CEVALLOS: The good story is, oh, no, there's an intruder, bang, bang, bang. Oh, no, my girlfriend may be in there. Smash, smash with the cricket bat or pry, pry like a crowbar to get in there and rescue my dear injured girlfriend. I mean, that's the ideal story that the defense wants to get through.

CUOMO: And Vinnie, I guess the opposite idea is, no, you were in a really bitter fight with her. You didn't have your stumps on, so she outran you, got into the bathroom, and then you tried to break it down with a bat. Yes?

POLITAN: That's part of it. And let's not forget how did ultimately open the door with the key. There was a key for the door that opened it. It wasn't opened by bashing it with the cricket bat. So, I think that's an explanation that we need from Pistorius. Why didn't you just use the key initially?

CUOMO: So, what was he doing with the bat?

POLITAN: I'm not sure. I wasn't there. Pistorius was there, Reeva was there. She can't speak in court because he shot and killed her. So, it's up to Pistorius, but I'm not climbing down into his rabbit hole with his story.

CUOMO: I've got to tell you, this is strong here, because first of all, it's very visual. And again, even though it's not the uninitiated, it's not the jury as we have here. These are pros. But this is powerful stuff. And Danny, it comes on the heels of defense Attorney Roux, R-O-U-X doing a very good job, I would say fairly, of going at every witness in a way that is providing some doubt. What has been the pattern of strategy we're seeing?

CEVALLOS: Yes. I'll say it again. I said it yesterday morning. I'll say it again. It takes a big man to admit when he's right. Here I go. They used two witnesses, Taylor, the ex-girlfriend, and Fresco, the former friend or with friend's like that, and Roux demonstrates very well that these two prosecution witnesses can't even get their stories right vis-a-vis each other.

And that is a really important fact. I mean, once you demonstrate that the prosecution's witnesses are at odds with each other and not consistent, then the prosecution's case begins to lose some consistency. Now, I'm sure --


POLITAN: I've got to jump in, Danny --

CUOMO: Jump in. Jump in.

POLITAN: -- because here's what Barry Roux is doing which all criminal defense attorneys do. Whatever is said in court is wrong. They had two witnesses who Barry Roux said their stories were too consistent so you can't rely on it. Now, you have two witnesses whose stories aren't consistent enough so you can't believe them.

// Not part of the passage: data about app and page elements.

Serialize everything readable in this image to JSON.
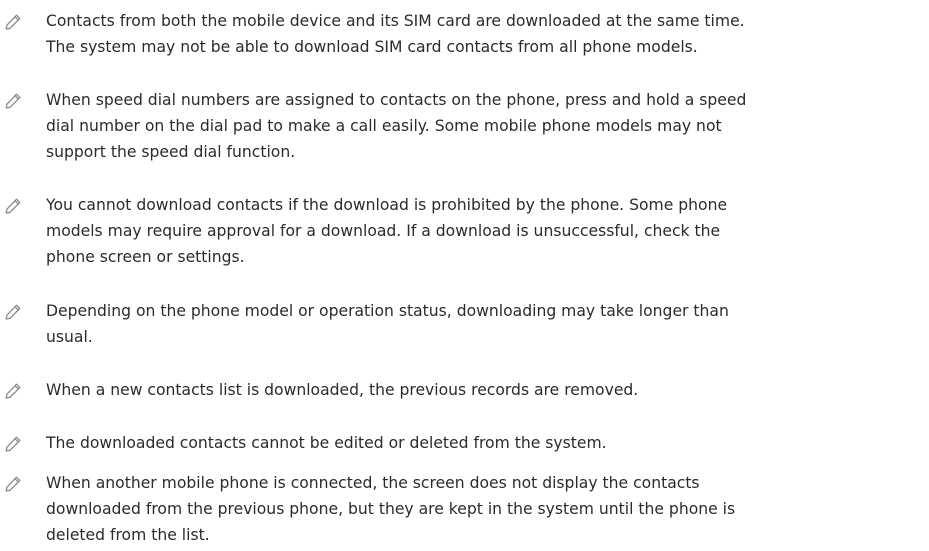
{
  "notes": [
    {
      "icon": "pencil-icon",
      "lines": [
        "Contacts from both the mobile device and its SIM card are downloaded at the same time.",
        "The system may not be able to download SIM card contacts from all phone models."
      ]
    },
    {
      "icon": "pencil-icon",
      "lines": [
        "When speed dial numbers are assigned to contacts on the phone, press and hold a speed",
        "dial number on the dial pad to make a call easily. Some mobile phone models may not",
        "support the speed dial function."
      ]
    },
    {
      "icon": "pencil-icon",
      "lines": [
        "You cannot download contacts if the download is prohibited by the phone. Some phone",
        "models may require approval for a download. If a download is unsuccessful, check the",
        "phone screen or settings."
      ]
    },
    {
      "icon": "pencil-icon",
      "lines": [
        "Depending on the phone model or operation status, downloading may take longer than",
        "usual."
      ]
    },
    {
      "icon": "pencil-icon",
      "lines": [
        "When a new contacts list is downloaded, the previous records are removed."
      ]
    },
    {
      "icon": "pencil-icon",
      "lines": [
        "The downloaded contacts cannot be edited or deleted from the system."
      ]
    },
    {
      "icon": "pencil-icon",
      "lines": [
        "When another mobile phone is connected, the screen does not display the contacts",
        "downloaded from the previous phone, but they are kept in the system until the phone is",
        "deleted from the list."
      ]
    }
  ]
}
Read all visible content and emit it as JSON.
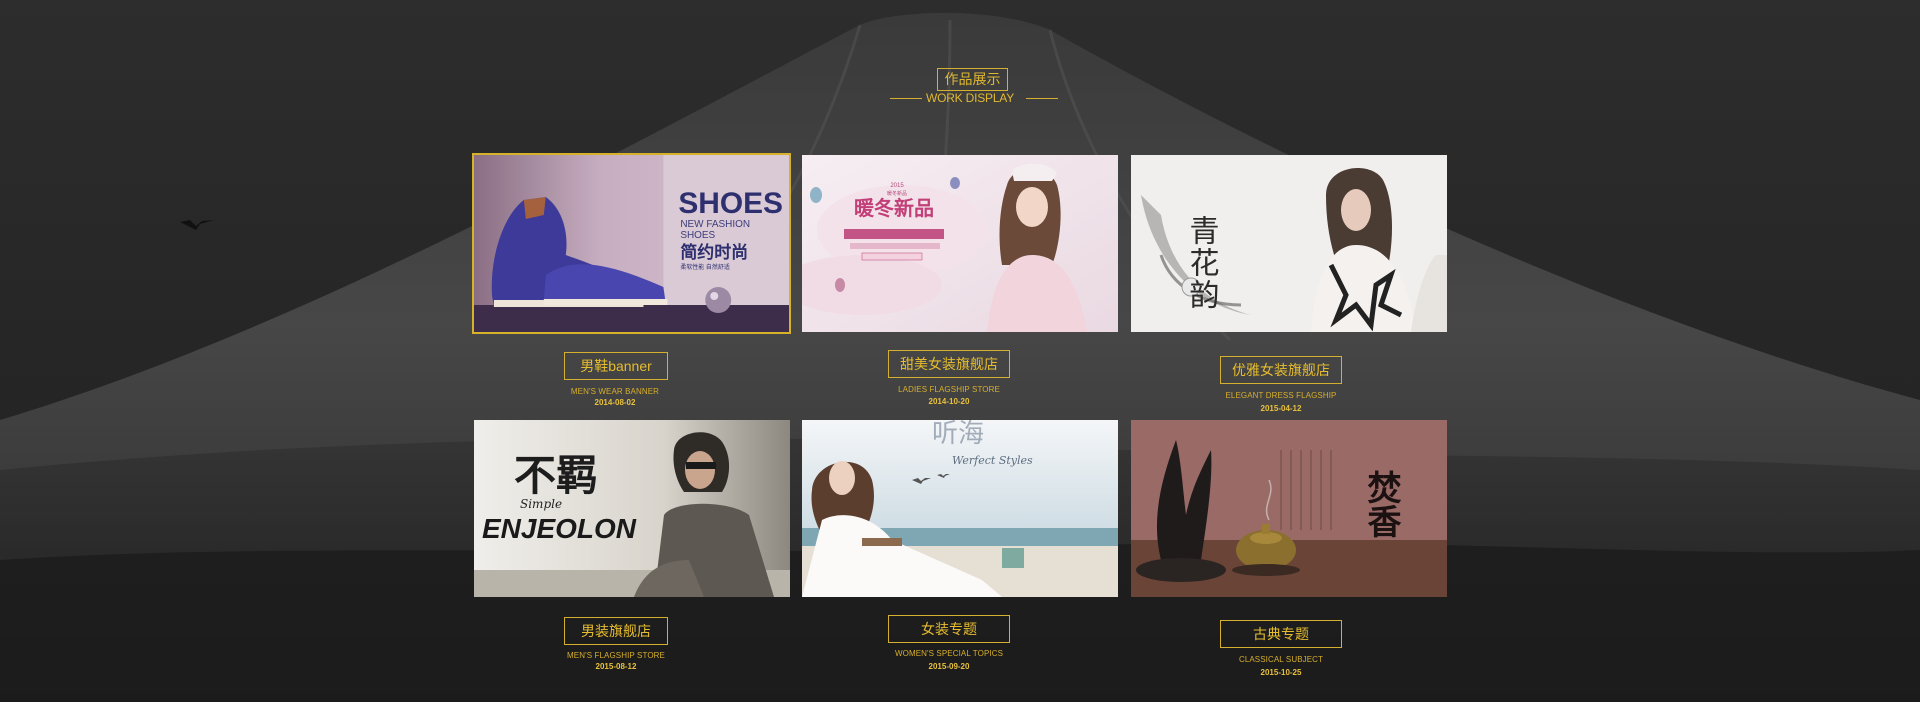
{
  "header": {
    "title": "作品展示",
    "subtitle": "WORK DISPLAY"
  },
  "colors": {
    "accent": "#d5b02f",
    "background": "#262626"
  },
  "works": [
    {
      "title": "男鞋banner",
      "subtitle": "MEN'S WEAR BANNER",
      "date": "2014-08-02",
      "image": {
        "headline": "SHOES",
        "line1": "NEW FASHION",
        "line2": "SHOES",
        "cn": "简约时尚",
        "cn_small": "柔软性能  自然舒适"
      }
    },
    {
      "title": "甜美女装旗舰店",
      "subtitle": "LADIES FLAGSHIP STORE",
      "date": "2014-10-20",
      "image": {
        "top": "2015",
        "top2": "暖冬新品",
        "headline": "暖冬新品"
      }
    },
    {
      "title": "优雅女装旗舰店",
      "subtitle": "ELEGANT DRESS FLAGSHIP",
      "date": "2015-04-12",
      "image": {
        "headline": "青花韵"
      }
    },
    {
      "title": "男装旗舰店",
      "subtitle": "MEN'S FLAGSHIP STORE",
      "date": "2015-08-12",
      "image": {
        "cn": "不羁",
        "script": "Simple",
        "headline": "ENJEOLON"
      }
    },
    {
      "title": "女装专题",
      "subtitle": "WOMEN'S SPECIAL TOPICS",
      "date": "2015-09-20",
      "image": {
        "cn": "听海",
        "script": "Werfect Styles"
      }
    },
    {
      "title": "古典专题",
      "subtitle": "CLASSICAL SUBJECT",
      "date": "2015-10-25",
      "image": {
        "headline": "焚香"
      }
    }
  ]
}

So, what is it, Barry? What is the story that you're supposed to believe? I mean, to me, that's what a criminal defense attorney does. Whatever you say is wrong and that's what Roux has done. I think it's undermined his own credibility. Too consistent, don't believe it. Too inconsistent, don't believe it.

CUOMO: Danny, I'm happy you can't see how hostile Vinnie Politano's facial features and gesticulations are right now, because they would be intimidating --


CUOMO: -- to your physical safety. I just want you to know that. Vinnie, I appreciate the passion. It's one of the reasons that easy, easy with the bat, easy with the bat. Appreciate the coverage here on NEW DAY. We'll be watching you on headline news, of course, all day as you cover it.

Danny, thank you again. A little bit of distraction that this door has had. There were a lot of big findings from the autopsy about what they found in Reeva Steenkamp and how that set a timeline of what happened that night. Very gory stuff but very instructive for the fact (INAUDIBLE) take you through that when it comes back as part of the testimony -- Brooke.

BALDWIN: Chris, thank you.

Coming up next here on NEW DAY, what has happened to that Malaysia Airlines flight 370? Folks, we're five days out from all the searching and still no one knows. The public is helping the experts through crowd sourcing. We'll explain how you can get involved.